Temple of great holiness, where people who falsely believe are debarred and where god truly resides, I bring to you my penitent soul. Please receive me. I can flee no further. Oh Queen of Heaven, I am so wounded by the poisonous thorns which the Earth was cursed with so long ago that I am almost lost. It hurts so badly, as you can see.

Virgin, noble and immaculate, you who lead us into the high tower of Paradise, advise me how I can best win your favour and your grace, despite having dwelt in filth and in error. Lady, guide me to the court that is your bench – Oh lovely bloom! – where mercy is ever present.
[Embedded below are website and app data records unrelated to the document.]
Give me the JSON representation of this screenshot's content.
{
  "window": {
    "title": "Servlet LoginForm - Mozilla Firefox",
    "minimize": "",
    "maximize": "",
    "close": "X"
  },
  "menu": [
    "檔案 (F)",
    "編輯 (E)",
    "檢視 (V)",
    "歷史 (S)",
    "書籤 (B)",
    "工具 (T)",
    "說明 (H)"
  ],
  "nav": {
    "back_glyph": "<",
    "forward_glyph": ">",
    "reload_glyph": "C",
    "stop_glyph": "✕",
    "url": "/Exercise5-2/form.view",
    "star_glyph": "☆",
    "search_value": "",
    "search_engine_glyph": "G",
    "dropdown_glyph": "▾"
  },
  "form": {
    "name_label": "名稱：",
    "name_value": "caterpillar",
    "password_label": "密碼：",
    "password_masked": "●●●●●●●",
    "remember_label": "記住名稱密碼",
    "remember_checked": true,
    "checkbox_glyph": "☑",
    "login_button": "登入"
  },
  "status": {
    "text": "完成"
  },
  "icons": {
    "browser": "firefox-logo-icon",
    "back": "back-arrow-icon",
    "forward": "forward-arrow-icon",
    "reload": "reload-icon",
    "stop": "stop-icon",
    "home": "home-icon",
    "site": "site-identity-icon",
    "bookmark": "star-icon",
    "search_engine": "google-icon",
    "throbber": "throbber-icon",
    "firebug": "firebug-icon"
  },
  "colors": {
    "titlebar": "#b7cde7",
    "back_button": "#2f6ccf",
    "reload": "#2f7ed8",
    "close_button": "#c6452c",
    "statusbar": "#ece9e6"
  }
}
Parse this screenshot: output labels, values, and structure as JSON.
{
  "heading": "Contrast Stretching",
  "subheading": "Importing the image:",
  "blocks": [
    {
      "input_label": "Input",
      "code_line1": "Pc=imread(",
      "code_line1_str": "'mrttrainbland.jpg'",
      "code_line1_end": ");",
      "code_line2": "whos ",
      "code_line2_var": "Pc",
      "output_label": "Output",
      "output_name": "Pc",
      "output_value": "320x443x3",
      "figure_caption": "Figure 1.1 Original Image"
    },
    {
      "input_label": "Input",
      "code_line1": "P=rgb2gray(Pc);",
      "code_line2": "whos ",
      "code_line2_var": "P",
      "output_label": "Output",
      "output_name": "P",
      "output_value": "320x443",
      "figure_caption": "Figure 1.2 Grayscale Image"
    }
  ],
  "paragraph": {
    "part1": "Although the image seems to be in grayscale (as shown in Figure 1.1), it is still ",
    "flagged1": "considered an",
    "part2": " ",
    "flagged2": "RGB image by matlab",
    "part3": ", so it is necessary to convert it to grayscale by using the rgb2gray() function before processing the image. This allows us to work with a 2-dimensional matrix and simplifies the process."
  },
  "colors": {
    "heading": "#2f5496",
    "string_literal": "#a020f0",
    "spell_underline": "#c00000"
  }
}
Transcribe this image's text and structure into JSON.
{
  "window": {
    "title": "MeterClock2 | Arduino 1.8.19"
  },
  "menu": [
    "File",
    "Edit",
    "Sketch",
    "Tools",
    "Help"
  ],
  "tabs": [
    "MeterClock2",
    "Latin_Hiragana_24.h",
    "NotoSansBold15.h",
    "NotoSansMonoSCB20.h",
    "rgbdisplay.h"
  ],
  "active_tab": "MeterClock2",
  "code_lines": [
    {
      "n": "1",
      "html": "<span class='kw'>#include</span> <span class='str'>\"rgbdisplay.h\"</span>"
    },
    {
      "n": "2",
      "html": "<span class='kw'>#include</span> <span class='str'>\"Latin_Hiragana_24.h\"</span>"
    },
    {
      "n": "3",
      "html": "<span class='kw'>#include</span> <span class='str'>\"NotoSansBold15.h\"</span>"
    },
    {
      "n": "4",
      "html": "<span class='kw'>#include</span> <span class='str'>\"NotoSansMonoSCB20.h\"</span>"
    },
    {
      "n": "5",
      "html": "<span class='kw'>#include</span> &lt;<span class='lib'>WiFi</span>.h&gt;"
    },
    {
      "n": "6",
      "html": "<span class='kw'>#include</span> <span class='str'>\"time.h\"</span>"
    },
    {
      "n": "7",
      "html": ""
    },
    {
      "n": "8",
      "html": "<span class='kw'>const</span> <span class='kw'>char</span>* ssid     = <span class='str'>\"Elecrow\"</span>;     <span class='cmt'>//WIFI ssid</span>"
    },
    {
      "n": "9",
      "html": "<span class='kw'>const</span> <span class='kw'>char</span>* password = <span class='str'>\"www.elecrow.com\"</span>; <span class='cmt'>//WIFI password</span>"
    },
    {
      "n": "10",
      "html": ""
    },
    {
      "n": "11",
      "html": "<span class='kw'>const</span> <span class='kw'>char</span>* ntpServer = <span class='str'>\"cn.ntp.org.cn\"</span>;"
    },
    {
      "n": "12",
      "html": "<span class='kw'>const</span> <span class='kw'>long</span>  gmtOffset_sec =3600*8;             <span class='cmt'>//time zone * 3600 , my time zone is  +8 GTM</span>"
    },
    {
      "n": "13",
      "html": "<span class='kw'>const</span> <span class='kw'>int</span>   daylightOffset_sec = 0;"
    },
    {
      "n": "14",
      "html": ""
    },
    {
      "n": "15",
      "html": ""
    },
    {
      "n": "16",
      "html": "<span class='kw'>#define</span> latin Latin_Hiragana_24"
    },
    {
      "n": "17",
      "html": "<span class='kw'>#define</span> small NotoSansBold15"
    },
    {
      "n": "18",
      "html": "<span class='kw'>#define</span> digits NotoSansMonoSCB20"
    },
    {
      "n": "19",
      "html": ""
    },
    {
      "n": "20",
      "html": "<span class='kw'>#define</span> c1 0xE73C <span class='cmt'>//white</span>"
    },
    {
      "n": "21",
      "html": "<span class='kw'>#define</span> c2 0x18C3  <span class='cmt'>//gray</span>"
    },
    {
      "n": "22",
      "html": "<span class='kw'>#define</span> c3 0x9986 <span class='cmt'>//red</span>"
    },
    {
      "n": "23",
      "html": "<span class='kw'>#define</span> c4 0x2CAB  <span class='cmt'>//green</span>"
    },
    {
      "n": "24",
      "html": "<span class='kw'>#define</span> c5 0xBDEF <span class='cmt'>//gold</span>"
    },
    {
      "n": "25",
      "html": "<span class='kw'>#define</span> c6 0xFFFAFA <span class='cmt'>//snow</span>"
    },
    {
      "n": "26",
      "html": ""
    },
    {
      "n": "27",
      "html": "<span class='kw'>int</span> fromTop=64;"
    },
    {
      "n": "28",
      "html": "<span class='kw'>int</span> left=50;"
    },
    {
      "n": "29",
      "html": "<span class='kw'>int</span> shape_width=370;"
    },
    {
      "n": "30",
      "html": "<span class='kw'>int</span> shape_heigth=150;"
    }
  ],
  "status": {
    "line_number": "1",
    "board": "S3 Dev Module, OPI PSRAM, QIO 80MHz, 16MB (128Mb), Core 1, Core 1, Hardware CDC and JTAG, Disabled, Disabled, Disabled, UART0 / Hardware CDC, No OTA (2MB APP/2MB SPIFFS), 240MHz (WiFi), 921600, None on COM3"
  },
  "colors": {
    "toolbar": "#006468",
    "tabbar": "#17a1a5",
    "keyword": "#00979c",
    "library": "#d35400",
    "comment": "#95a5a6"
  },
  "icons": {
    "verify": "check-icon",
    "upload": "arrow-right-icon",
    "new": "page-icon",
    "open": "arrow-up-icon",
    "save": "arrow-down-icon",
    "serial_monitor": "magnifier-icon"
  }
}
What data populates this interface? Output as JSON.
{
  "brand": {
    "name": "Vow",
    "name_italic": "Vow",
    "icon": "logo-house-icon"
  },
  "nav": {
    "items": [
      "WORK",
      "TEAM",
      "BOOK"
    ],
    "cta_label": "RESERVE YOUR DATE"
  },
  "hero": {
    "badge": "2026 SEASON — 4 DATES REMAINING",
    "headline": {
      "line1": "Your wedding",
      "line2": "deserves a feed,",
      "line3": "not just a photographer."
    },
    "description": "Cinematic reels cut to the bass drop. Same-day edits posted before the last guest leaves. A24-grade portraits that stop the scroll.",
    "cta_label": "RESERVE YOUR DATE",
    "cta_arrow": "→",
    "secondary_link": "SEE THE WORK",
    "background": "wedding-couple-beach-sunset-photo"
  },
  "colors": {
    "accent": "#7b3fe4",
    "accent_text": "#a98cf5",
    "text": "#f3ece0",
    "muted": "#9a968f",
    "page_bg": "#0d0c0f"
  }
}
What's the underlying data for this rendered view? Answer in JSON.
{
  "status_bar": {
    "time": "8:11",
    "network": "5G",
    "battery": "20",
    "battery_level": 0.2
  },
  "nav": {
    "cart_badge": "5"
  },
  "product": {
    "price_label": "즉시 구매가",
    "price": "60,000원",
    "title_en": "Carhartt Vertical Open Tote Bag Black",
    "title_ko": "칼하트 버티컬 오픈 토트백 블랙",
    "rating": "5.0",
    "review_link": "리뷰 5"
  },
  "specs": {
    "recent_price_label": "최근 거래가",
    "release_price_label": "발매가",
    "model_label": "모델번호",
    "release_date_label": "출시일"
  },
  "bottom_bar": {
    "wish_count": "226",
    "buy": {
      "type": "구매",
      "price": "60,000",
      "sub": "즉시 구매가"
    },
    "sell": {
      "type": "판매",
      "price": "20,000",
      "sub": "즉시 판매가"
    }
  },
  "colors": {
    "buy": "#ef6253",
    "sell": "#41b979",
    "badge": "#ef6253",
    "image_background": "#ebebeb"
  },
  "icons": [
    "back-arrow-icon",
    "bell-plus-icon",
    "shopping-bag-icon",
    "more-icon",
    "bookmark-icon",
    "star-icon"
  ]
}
Xristus, your son, came into this world in order to suffer his crucifixion and so that Longinus could piece his side and cause his heart’s blood to pour out, and all this was for my salvation. But I am untrue to him and unfaithful. Yet he will not bring about my damnation and this is thanks to you, Oh relief to all mankind!

You are always our shield from vengeance. Isaac’s death was a premonition and a prefiguration of Christ’s, for he was so wholly obedient to his father that he was prepared to give up his life when asked to do so, just as your son was willing to go to his death, like a lamb. Lady, therefore, so full of mercy, I ask, since he gave of his mercy so generously, that you don’t, yourself, be scant in this regard.

Zachariah calls you the fountain that washes sinful souls of their impurity, and I would say that, were it not for your tender heart, we should all be destroyed. Therefore, lady, since you are prepared to be merciful to the descendants of Adam, please bring us at last to that palace that is built for those penitents who have been able to receive your mercy.


Translation and retelling of Chaucer's An ABC copyright © Richard Scott-Robinson, 2017